In the battle against cancer, immune cells serve as an ally, especially when they’re specifically engineered to seek out and attack the enemy. Novartis is collaborating with the University of Pennsylvania to cultivate these “special forces” for patients, developing a cell therapy called CTL019 that’s being tested in certain blood cancers.
“CTL019 has proven to be a very powerful therapeutic for a select number of cancer patients in early phase trials,” says Phil Gotwals, an executive director in oncology at the Novartis Institutes for BioMedical Research. “This gene editing technology might allow us to extend the approach to help more people.”
Currently, the experimental treatment involves harvesting T cells from a patient, re-engineering them to express a synthetic protein called a chimeric antigen receptor (CAR), and then placing them back into the same patient. The altered immune cells recognize a marker on the surface of cancer cells and destroy their target.
It seems to work well in pediatric patients with acute lymphoblastic leukemia (ALL), generating complete remissions in 36 of 39 children with the relapsed/refractory form of the disease as of late 2014. Adults with chronic lymphocytic leukemia (CLL) also potentially benefit from the treatment, though the response rate isn’t as high.
“The lower CLL response rate could be partly due to the quality of the cells coming out of the adult patients,” says Gotwals. “In some cases, they might not be good enough for therapy because they’ve been damaged by the disease.”
Ideally, the team would harvest robust T cells from healthy volunteers, re-engineer them to target cancer and give them to patients. But a patient’s immune system would likely view the donor cells as foreign and attack them. Or the donor cells might attack the host.
Gotwals and his colleagues plan to further modify the CAR T cells to avoid this scenario.
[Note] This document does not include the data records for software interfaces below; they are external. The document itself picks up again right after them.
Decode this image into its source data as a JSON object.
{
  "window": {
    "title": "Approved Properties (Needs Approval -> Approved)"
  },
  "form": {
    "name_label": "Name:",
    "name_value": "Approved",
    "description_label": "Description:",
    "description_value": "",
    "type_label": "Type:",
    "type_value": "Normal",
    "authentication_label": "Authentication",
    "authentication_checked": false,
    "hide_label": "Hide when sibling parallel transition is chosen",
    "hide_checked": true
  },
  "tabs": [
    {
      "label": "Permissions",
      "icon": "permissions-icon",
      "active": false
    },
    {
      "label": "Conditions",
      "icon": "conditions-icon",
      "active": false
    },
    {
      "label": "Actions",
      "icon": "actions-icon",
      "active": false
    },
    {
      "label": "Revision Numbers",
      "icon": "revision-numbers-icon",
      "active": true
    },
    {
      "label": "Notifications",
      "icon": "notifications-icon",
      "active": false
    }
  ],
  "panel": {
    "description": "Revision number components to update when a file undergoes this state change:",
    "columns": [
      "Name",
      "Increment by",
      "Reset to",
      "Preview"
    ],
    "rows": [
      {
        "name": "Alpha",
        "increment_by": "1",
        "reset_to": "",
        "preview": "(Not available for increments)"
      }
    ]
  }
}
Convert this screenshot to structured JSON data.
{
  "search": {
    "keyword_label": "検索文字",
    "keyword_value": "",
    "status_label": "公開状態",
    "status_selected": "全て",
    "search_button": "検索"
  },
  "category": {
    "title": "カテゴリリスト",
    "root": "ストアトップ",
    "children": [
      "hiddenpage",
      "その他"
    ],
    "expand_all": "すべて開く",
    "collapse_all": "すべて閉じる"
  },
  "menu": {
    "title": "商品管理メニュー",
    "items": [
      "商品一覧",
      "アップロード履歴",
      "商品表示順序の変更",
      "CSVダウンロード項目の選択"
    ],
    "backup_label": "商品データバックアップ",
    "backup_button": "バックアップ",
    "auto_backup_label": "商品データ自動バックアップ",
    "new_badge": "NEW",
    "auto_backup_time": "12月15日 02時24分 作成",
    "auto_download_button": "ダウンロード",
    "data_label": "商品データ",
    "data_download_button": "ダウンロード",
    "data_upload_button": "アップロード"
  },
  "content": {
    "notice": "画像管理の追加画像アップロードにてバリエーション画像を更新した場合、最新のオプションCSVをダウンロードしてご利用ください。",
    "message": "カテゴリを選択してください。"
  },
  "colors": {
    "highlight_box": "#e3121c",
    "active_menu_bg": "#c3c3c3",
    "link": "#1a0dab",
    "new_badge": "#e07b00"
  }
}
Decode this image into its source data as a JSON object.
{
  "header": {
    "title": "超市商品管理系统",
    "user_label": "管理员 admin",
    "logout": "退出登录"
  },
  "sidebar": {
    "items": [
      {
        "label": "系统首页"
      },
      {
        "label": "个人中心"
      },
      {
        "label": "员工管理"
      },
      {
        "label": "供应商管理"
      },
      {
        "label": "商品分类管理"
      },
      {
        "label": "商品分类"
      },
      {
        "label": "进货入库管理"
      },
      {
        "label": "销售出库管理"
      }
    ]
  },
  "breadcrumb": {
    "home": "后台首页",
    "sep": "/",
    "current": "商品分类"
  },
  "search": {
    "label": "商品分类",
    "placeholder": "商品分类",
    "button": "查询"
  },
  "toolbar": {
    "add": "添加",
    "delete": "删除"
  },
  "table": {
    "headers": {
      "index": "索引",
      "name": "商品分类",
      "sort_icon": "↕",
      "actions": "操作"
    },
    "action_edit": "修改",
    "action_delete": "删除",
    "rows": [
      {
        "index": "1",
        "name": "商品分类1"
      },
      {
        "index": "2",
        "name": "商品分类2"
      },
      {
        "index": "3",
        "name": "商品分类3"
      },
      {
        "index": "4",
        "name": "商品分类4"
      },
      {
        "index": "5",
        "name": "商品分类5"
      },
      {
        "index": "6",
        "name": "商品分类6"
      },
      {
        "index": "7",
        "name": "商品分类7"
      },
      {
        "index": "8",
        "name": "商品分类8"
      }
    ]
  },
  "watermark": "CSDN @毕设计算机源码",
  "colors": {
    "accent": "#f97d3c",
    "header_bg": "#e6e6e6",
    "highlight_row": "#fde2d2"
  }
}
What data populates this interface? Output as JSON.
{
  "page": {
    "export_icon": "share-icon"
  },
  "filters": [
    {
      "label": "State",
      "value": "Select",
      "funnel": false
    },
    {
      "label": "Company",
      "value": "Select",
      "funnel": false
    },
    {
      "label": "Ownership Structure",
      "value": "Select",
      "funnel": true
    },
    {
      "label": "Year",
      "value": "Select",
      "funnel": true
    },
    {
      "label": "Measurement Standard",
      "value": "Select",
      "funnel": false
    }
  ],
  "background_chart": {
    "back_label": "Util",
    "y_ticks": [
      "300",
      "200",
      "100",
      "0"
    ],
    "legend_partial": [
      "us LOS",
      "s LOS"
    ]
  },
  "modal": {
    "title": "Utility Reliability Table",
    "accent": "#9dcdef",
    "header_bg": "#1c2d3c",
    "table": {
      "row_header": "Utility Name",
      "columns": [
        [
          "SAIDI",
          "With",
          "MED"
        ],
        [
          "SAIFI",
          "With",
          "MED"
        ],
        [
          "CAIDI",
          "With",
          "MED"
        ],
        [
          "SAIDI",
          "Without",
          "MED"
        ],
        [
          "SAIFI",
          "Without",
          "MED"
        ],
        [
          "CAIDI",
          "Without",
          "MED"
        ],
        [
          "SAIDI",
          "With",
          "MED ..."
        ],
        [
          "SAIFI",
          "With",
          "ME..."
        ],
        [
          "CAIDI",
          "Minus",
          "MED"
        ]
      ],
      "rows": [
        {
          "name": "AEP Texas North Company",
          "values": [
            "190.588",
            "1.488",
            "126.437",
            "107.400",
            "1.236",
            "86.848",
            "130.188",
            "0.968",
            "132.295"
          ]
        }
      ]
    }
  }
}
They will still employ a viral vector to introduce CAR into the cells, but then they’ll turn to CRISPR for a second round of editing to make the cells less recognizable to the host’s immune system.